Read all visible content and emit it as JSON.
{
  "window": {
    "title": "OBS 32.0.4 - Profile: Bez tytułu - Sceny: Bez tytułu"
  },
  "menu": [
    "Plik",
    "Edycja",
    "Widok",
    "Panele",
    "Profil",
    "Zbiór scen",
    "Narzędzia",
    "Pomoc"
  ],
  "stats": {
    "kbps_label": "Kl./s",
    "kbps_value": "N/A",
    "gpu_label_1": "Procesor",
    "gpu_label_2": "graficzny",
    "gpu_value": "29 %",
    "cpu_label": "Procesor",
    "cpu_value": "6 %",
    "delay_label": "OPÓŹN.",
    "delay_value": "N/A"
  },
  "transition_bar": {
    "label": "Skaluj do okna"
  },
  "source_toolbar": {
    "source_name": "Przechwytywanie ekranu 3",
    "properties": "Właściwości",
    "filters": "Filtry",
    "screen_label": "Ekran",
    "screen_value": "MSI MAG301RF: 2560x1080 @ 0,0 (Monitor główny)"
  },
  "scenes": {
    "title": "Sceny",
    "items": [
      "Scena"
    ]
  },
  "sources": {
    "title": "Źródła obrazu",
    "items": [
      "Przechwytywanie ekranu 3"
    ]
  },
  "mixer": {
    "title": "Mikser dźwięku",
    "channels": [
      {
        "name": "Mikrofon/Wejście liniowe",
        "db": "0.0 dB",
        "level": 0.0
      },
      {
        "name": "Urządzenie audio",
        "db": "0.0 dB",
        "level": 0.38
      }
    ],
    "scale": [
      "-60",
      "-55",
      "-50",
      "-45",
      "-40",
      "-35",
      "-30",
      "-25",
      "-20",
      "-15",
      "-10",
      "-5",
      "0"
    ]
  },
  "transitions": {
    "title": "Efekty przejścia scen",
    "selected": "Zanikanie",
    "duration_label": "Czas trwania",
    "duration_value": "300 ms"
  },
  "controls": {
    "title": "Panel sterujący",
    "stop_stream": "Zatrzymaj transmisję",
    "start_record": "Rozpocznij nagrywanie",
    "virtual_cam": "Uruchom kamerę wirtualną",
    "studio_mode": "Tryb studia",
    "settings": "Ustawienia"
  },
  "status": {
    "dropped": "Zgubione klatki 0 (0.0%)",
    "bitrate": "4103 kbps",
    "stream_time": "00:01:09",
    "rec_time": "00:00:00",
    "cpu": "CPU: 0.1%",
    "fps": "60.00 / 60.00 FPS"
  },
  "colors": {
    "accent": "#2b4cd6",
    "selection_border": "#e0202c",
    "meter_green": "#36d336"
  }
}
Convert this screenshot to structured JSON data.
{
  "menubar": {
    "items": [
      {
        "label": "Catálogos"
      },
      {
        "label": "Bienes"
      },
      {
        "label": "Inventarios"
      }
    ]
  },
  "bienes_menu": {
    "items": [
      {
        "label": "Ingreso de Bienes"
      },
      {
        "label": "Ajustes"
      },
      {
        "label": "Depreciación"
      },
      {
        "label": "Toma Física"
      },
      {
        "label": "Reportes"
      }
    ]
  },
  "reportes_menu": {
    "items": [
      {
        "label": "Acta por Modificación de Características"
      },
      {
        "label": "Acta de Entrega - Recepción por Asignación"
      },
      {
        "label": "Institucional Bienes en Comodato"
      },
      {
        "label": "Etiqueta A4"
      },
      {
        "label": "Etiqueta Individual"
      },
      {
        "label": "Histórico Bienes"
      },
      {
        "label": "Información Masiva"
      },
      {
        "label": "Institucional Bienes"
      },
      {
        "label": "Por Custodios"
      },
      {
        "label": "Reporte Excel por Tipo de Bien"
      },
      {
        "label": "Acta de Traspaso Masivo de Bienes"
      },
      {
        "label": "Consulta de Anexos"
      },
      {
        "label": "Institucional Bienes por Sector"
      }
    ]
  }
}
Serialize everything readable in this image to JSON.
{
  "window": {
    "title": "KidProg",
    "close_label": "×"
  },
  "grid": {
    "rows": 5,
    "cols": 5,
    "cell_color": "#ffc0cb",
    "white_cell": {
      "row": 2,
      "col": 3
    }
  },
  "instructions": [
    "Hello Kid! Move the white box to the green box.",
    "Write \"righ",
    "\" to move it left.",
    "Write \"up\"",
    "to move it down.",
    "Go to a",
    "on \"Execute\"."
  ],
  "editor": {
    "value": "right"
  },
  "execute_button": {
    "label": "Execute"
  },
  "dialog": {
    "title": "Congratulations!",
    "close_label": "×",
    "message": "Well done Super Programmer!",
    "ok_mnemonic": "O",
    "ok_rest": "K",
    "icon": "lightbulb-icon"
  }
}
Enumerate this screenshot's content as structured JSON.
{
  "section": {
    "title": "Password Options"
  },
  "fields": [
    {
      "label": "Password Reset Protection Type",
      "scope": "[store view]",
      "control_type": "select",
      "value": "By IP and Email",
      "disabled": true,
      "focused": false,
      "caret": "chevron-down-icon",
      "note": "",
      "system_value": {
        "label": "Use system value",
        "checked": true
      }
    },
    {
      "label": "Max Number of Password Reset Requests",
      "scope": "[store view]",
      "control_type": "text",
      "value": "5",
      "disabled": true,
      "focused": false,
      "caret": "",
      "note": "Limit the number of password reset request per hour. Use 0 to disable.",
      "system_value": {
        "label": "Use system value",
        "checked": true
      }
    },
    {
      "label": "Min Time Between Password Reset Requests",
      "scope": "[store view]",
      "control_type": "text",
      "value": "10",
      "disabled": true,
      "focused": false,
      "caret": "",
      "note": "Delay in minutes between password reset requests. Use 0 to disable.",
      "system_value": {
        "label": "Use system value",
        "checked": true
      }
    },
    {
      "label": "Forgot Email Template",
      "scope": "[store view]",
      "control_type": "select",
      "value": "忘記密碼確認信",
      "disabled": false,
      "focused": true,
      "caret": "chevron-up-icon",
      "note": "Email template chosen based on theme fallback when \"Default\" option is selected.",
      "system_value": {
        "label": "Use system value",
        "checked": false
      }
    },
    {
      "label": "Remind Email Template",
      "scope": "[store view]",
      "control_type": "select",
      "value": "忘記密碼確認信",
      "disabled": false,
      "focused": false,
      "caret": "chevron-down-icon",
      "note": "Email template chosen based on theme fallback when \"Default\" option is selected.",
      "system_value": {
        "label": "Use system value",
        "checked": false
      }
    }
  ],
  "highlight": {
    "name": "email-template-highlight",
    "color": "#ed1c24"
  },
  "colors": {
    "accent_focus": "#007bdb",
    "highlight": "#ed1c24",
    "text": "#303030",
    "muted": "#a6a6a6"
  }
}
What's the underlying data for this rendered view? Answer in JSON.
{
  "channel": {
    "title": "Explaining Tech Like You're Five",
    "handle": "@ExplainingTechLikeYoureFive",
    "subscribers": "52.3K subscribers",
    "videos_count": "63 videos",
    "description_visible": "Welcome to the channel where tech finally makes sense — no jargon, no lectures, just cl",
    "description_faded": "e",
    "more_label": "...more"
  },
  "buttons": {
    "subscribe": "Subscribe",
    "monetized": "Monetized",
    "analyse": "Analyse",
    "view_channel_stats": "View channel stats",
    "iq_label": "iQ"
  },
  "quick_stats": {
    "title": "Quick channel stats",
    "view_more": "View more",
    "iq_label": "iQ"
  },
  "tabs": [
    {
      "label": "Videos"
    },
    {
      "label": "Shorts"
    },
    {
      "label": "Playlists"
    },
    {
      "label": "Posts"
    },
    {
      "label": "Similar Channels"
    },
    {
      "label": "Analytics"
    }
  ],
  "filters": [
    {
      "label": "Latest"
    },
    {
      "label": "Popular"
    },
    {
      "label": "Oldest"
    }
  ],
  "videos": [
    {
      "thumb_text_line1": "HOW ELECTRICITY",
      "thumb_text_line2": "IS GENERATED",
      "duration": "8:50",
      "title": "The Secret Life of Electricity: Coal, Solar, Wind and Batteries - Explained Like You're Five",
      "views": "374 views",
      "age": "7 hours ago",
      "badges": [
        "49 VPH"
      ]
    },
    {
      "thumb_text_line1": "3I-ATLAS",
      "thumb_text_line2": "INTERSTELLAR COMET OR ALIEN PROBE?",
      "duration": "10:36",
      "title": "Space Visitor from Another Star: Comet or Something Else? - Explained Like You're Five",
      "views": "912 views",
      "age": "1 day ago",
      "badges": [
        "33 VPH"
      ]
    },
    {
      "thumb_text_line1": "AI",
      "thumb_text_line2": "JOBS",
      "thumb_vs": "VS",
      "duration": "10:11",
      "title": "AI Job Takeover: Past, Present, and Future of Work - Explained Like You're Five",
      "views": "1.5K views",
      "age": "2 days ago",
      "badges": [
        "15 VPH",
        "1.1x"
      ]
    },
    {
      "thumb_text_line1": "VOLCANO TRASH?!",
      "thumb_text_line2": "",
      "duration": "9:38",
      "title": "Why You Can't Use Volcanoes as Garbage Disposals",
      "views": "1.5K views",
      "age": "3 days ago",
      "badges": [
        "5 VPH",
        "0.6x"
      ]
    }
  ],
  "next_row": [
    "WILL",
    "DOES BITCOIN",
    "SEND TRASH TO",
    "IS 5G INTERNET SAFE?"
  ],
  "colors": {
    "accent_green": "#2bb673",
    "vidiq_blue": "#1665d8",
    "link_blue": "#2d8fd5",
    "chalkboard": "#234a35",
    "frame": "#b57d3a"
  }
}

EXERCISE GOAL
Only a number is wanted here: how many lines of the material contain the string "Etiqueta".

TASK RESPONSE
2